After a recent visit to Bangladesh, Andrew Gilmour, the UN Assistant Secretary-General for Human Rights, reported that “the ethnic cleansing of Rohingya from Myanmar continues”. [1] Gilmour added that “the nature of the violence has changed from the frenzied blood-letting and mass rape of last year to a lower intensity campaign of terror and forced starvation that seems to be designed to drive the remaining Rohingya from their homes and into Bangladesh." [2] For decades, the Rohingya have been denied citizenship under Burmese law. [3] Since last August, the Burmese military has carried out an ethnic cleansing campaign and more than 688,000 Rohingya have fled Burma’s Rakhine state as a result. [4] Unfortunately, Gilmour does not believe the refugees will be able to return any time soon. [5]

With no end to the Rohingya’s woes in sight, how should the international community respond to the crisis? The UN has not conducted a humanitarian intervention since the operations in Kosovo and Iraq. [6] In order for the International Criminal Court (ICC) to conduct a criminal investigation into the persecution of the Rohingya, the UN would need to refer the situation to the ICC. [7] However, this would be difficult considering that China and Russia – both veto-holding members of the Security Council’s Permanent Five – are opposed to such action. [8]

Failing UN action, individual state action is possible. [9] In February, the U.S. Senate Foreign Relations Committee unanimously voted to support new legislation to address Burma’s human rights violations. [10] If passed, the bill would further enable the U.S. government to impose sanctions and travel restrictions on military and other security personnel involved in abuses against the Rohingya. [11] So far, Burma’s leadership has ignored diplomatic pressure. [12] Hopefully this bill, and similar measures taken by other countries, can provide much-needed pressure to end the discrimination and abuse against the Rohingha.

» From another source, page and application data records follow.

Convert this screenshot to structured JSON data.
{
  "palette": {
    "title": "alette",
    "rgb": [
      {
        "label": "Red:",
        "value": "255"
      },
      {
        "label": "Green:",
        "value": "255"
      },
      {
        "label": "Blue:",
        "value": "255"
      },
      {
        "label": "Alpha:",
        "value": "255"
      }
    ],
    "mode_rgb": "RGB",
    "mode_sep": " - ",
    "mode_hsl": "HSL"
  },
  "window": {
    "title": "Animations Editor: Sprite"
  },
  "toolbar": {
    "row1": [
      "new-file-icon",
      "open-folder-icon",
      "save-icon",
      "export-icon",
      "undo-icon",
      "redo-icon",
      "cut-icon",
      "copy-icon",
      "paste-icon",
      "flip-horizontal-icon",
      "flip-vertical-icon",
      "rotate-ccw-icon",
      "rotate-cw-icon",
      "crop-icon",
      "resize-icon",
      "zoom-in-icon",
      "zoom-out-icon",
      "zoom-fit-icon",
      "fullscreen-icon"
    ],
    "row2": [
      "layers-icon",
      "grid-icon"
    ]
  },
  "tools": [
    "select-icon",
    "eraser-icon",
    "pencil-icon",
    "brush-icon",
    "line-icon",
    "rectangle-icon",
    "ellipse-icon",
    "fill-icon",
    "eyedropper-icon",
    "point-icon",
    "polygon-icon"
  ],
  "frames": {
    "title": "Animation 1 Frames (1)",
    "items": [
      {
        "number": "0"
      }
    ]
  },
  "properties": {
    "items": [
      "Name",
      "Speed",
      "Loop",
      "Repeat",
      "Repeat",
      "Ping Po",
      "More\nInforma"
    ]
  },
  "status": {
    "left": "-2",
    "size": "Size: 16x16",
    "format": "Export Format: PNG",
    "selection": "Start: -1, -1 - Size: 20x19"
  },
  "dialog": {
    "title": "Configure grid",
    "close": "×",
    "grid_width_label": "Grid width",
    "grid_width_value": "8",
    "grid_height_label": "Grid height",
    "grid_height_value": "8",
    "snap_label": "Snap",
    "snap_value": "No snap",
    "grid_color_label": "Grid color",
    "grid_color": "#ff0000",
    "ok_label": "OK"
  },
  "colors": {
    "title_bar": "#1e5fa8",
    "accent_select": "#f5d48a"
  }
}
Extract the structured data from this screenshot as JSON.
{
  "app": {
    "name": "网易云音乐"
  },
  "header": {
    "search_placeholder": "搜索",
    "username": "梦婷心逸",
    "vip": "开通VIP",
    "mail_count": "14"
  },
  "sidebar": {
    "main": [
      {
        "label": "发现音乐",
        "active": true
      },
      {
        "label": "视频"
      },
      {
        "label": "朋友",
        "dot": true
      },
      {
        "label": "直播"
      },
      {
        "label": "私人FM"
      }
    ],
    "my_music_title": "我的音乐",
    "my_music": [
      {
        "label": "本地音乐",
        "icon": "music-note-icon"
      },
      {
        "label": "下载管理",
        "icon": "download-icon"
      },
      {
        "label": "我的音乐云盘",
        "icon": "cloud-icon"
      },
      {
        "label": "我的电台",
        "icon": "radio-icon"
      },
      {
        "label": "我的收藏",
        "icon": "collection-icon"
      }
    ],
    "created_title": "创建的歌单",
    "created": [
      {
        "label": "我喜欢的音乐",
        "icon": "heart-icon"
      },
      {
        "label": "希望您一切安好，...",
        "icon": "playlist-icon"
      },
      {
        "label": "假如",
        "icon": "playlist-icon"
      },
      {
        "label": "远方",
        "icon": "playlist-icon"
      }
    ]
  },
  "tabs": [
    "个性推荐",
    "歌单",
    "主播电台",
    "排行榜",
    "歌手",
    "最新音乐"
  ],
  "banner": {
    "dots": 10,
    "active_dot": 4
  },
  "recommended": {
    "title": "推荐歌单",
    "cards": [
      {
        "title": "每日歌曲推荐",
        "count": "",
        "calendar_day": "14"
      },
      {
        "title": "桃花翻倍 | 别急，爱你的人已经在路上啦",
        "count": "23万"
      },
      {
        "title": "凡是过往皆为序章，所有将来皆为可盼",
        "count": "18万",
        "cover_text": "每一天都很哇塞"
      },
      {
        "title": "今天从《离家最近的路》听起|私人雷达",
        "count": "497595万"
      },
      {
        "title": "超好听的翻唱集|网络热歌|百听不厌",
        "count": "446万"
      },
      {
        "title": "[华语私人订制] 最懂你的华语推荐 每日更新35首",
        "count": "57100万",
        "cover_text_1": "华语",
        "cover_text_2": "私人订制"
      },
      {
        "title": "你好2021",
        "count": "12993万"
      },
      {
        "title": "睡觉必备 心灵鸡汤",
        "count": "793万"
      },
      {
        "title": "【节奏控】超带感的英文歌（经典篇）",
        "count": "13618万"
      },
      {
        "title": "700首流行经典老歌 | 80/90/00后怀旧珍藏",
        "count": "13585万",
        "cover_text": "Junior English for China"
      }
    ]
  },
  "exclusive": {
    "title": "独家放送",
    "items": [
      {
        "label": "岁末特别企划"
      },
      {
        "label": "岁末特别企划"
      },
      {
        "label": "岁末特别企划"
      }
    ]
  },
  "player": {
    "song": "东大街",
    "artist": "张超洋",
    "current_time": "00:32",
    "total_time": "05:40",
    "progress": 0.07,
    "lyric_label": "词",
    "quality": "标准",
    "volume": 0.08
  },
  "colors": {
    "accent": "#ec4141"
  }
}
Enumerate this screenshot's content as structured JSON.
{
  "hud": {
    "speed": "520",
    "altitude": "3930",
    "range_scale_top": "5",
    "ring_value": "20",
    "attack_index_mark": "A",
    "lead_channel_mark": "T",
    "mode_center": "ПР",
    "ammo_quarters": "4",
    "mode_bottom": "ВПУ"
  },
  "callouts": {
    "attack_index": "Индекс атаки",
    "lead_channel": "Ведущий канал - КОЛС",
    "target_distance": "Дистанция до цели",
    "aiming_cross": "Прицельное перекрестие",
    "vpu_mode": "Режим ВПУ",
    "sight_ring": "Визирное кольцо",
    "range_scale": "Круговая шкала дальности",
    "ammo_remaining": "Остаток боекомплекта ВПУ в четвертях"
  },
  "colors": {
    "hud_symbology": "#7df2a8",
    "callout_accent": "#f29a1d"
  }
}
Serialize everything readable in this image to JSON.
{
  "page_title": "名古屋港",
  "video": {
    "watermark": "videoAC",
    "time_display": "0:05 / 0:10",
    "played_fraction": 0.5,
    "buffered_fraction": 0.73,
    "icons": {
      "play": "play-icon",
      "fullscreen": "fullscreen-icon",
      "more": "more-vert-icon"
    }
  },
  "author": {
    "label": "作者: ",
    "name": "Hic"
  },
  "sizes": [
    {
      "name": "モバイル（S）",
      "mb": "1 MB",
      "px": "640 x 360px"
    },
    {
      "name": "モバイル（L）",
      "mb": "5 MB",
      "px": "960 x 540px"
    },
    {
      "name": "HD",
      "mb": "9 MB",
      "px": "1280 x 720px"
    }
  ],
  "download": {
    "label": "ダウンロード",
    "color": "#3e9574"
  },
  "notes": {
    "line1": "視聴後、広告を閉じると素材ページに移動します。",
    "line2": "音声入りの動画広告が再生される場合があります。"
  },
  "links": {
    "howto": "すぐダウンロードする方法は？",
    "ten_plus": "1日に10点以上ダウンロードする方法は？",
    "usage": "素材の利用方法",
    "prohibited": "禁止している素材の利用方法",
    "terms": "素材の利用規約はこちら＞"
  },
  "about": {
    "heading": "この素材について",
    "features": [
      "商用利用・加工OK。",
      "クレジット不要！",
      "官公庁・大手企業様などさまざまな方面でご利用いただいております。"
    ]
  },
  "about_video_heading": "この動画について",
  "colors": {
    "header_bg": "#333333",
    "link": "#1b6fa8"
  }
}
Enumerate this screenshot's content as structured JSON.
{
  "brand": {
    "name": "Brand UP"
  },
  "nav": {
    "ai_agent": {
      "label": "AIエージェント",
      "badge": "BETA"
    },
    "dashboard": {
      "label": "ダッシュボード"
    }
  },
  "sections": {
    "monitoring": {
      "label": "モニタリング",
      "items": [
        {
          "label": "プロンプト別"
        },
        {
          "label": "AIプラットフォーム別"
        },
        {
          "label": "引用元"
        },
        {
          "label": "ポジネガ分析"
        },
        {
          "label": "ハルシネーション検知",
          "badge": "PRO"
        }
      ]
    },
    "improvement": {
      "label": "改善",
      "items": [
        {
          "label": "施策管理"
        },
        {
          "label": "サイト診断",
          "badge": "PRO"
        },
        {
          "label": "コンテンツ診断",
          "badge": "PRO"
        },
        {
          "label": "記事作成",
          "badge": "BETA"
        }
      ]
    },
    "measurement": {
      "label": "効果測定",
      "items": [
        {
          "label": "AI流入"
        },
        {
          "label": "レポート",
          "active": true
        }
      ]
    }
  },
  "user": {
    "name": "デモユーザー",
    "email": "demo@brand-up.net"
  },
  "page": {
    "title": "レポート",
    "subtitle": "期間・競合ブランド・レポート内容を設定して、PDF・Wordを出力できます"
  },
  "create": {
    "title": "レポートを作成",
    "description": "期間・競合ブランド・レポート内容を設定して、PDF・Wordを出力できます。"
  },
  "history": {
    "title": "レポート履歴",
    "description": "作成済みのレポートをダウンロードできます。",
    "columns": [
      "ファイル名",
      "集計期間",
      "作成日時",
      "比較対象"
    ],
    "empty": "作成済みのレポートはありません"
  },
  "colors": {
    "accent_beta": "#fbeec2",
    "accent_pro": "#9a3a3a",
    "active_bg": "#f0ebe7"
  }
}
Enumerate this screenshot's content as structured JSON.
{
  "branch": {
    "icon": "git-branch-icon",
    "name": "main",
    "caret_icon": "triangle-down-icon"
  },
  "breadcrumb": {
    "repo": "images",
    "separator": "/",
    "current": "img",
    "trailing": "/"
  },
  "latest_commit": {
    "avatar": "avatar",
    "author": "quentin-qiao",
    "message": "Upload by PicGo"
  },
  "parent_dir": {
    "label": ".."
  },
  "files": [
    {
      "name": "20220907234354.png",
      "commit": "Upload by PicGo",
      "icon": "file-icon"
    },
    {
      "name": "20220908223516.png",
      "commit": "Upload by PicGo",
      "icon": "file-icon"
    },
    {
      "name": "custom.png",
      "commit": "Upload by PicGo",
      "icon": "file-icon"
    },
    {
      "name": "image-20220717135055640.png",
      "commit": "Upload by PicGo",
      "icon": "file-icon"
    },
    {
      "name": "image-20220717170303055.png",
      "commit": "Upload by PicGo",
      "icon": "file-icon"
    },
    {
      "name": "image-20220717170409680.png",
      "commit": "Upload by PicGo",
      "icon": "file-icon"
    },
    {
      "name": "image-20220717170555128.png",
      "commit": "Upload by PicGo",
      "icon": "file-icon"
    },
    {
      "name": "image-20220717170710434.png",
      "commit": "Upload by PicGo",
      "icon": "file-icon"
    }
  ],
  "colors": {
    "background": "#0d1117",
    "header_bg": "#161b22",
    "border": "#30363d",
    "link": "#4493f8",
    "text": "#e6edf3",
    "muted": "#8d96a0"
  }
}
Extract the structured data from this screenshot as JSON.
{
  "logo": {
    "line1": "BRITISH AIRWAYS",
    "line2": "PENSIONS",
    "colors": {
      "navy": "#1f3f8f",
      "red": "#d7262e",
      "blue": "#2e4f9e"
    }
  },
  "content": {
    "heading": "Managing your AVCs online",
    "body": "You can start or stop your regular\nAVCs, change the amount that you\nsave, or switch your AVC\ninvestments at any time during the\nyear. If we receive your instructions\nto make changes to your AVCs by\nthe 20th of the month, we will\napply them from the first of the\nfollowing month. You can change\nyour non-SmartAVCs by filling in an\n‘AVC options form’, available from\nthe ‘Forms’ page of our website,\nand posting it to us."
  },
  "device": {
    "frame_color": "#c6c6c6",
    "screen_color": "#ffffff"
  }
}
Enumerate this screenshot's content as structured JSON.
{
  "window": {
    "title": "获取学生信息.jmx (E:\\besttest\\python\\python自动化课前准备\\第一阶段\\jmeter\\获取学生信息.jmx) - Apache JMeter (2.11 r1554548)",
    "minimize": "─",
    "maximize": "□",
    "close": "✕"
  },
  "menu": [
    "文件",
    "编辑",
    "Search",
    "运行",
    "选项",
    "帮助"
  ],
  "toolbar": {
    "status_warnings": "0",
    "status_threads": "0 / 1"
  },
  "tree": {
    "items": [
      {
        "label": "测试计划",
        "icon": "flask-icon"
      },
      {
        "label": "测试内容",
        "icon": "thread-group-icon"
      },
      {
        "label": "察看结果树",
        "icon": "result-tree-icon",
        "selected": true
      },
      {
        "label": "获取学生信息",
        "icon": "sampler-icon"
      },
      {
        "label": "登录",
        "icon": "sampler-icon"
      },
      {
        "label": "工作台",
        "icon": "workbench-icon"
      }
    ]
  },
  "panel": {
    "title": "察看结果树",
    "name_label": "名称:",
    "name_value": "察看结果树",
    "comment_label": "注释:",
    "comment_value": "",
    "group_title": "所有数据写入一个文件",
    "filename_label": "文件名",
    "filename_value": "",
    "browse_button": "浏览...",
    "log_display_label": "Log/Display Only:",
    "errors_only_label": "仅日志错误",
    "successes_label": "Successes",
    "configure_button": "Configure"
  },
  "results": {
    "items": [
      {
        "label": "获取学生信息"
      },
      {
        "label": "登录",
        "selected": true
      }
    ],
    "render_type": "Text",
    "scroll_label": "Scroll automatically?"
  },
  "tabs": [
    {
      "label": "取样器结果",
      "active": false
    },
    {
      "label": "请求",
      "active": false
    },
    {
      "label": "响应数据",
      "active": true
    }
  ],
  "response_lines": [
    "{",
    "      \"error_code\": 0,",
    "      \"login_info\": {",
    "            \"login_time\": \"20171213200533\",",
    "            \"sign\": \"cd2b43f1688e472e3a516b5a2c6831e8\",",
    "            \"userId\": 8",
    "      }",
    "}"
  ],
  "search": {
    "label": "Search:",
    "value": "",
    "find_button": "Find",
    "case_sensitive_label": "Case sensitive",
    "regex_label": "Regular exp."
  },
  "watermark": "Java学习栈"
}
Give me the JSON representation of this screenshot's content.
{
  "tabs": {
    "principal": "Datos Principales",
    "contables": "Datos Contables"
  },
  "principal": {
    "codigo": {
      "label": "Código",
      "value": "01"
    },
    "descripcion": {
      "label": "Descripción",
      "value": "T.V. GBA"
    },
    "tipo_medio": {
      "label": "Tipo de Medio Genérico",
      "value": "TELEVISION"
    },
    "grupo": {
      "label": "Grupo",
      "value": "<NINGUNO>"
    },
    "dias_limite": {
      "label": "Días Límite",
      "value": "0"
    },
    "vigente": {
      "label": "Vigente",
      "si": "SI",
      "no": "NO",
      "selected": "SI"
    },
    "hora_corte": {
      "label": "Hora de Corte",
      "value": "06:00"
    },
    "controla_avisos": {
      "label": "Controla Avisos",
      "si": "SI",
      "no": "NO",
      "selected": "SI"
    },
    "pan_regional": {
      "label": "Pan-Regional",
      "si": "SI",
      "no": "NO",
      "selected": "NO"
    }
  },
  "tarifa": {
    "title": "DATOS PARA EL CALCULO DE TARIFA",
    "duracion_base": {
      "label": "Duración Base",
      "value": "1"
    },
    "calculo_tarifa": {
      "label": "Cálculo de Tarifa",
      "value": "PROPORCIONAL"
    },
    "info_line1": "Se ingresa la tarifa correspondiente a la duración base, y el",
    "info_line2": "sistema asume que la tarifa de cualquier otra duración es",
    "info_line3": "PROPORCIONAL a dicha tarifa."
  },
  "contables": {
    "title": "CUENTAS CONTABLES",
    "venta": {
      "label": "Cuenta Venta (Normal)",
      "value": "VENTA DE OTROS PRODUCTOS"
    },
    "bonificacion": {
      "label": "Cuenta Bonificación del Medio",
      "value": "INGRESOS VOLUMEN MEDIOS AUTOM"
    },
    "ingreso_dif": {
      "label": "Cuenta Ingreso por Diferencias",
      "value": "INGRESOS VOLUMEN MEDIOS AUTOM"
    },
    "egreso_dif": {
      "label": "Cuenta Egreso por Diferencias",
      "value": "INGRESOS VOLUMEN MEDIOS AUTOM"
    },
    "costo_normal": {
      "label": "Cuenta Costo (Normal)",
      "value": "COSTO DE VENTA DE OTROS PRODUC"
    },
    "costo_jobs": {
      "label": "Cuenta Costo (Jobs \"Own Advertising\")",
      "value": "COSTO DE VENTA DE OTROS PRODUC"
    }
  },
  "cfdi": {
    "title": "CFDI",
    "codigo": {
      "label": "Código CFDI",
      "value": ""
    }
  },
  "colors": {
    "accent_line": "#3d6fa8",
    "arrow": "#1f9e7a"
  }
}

This post is a student blog post and in no way represents the views of the Fordham International Law Journal.